## Task goal
The following entries are to be repeated exactly, and the pictures are to be left behind.

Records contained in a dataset
+++++
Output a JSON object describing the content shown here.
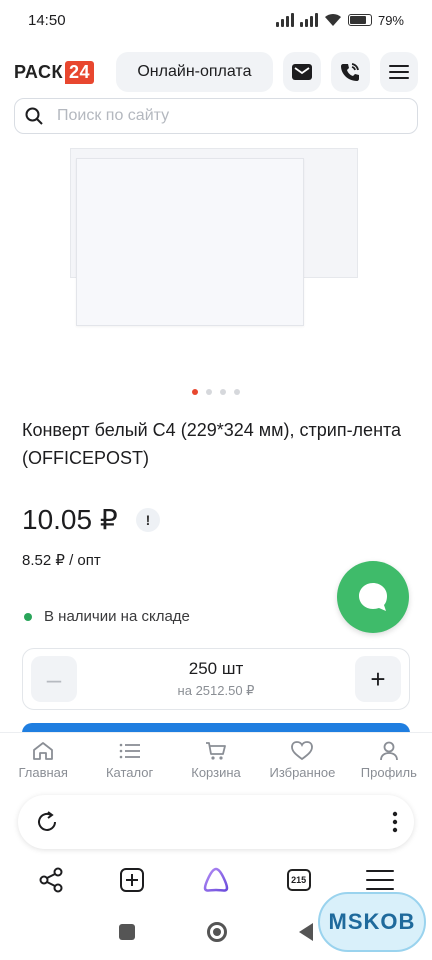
{
  "status_bar": {
    "time": "14:50",
    "battery": "79%"
  },
  "header": {
    "logo_text": "РАСК",
    "logo_badge": "24",
    "pay_button": "Онлайн-оплата",
    "icons": [
      "mail-icon",
      "phone-icon",
      "menu-icon"
    ]
  },
  "search": {
    "placeholder": "Поиск по сайту"
  },
  "carousel": {
    "count": 4,
    "active": 0
  },
  "product": {
    "title": "Конверт белый С4 (229*324 мм), стрип-лента (OFFICEPOST)",
    "price": "10.05 ₽",
    "opt_price": "8.52 ₽ / опт",
    "stock": "В наличии на складе",
    "quantity": "250 шт",
    "quantity_total": "на 2512.50 ₽"
  },
  "bottom_nav": [
    {
      "label": "Главная",
      "icon": "home-icon"
    },
    {
      "label": "Каталог",
      "icon": "catalog-icon"
    },
    {
      "label": "Корзина",
      "icon": "cart-icon"
    },
    {
      "label": "Избранное",
      "icon": "heart-icon"
    },
    {
      "label": "Профиль",
      "icon": "profile-icon"
    }
  ],
  "browser": {
    "tab_count": "215"
  },
  "watermark": "MSKOB",
  "colors": {
    "accent": "#e8472f",
    "chat": "#3fbb6a",
    "stock": "#2aa55a",
    "buy": "#1f7ee0"
  }
}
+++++
## Output for this task
Output a JSON object describing the content shown here.
{
  "status_bar": {
    "time": "14:50",
    "battery": "79%"
  },
  "header": {
    "logo_text": "РАСК",
    "logo_badge": "24",
    "pay_button": "Онлайн-оплата",
    "icons": [
      "mail-icon",
      "phone-icon",
      "menu-icon"
    ]
  },
  "search": {
    "placeholder": "Поиск по сайту"
  },
  "carousel": {
    "count": 4,
    "active": 0
  },
  "product": {
    "title": "Конверт белый С4 (229*324 мм), стрип-лента (OFFICEPOST)",
    "price": "10.05 ₽",
    "opt_price": "8.52 ₽ / опт",
    "stock": "В наличии на складе",
    "quantity": "250 шт",
    "quantity_total": "на 2512.50 ₽"
  },
  "bottom_nav": [
    {
      "label": "Главная",
      "icon": "home-icon"
    },
    {
      "label": "Каталог",
      "icon": "catalog-icon"
    },
    {
      "label": "Корзина",
      "icon": "cart-icon"
    },
    {
      "label": "Избранное",
      "icon": "heart-icon"
    },
    {
      "label": "Профиль",
      "icon": "profile-icon"
    }
  ],
  "browser": {
    "tab_count": "215"
  },
  "watermark": "MSKOB",
  "colors": {
    "accent": "#e8472f",
    "chat": "#3fbb6a",
    "stock": "#2aa55a",
    "buy": "#1f7ee0"
  }
}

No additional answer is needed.